This also would've given us the chance to see the beginning of Harwin and Rhaenyra's relationship, as well as Daemon and Laena's engagement. It wouldn't have been a lot, but it'd have been enough to give the developments in last night's episode more weight than they ended up having. In terms of making us care about Laena and Harwin before they died, just one more episode could've done wonders.

Not a dealbreaker though

It's not that this time jump has ruined "House of the Dragon" or anything, or that the show's general approach doesn't have its upsides. There is something refreshing about a TV show that's so comfortable with skipping through time, allowing important events to happen between episodes and letting the audience fill in those gaps on their own. It really helps to create that feeling all shows reach for, that these characters don't just stop existing when the camera's not on them. They live full, complicated lives, and all we see of them are these little snapshots into the most eventful periods of those lives.

And yet, one can't help but wish the show would slow down at least a little bit. The reason the fourth episode was so good was precisely because of its willingness to focus on a (seemingly) low-stakes night in Rhaenyra's life. Showing a disguised Rhaenyra taking the time to watch and react to a nighttime play in King's Landing wasn't strictly necessary for the plot, but it was a fun moment that helped make her feel a little more familiar. 

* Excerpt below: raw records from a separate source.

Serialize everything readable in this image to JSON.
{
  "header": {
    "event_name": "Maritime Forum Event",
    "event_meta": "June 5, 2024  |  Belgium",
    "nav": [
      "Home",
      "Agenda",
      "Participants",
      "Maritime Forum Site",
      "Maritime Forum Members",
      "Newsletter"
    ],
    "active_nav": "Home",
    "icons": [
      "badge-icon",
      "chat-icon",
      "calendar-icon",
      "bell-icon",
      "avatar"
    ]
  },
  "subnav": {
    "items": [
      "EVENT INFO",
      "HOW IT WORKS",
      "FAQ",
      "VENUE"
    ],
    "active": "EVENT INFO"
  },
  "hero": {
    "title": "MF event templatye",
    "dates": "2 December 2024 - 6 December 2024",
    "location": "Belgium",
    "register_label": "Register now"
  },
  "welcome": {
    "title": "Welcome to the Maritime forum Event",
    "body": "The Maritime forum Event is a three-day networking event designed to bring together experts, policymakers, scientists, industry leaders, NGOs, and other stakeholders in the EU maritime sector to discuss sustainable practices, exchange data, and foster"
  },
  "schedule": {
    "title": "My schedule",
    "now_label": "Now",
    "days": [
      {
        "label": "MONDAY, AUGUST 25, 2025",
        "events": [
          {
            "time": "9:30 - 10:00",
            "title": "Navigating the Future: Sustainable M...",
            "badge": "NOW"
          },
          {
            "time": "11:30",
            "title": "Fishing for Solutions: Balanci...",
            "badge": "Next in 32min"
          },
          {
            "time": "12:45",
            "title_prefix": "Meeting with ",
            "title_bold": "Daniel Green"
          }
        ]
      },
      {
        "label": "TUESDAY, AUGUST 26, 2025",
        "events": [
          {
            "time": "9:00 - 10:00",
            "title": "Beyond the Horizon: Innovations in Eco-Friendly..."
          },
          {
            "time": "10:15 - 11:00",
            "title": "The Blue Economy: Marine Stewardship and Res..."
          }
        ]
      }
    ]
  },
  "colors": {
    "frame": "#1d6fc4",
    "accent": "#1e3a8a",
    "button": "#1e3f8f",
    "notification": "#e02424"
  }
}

Little moments likes these were all over the place in "Lost." Sawyer drinking beer with a Dharma skeleton wasn't necessary for the plot either, but it was just one of the many moments that made us care about the character more than you would in a typical TV show. "House of the Dragon" is still a good show, but like many modern shows with only eight to 10 episode seasons, it might be better if it had a little more time to breathe.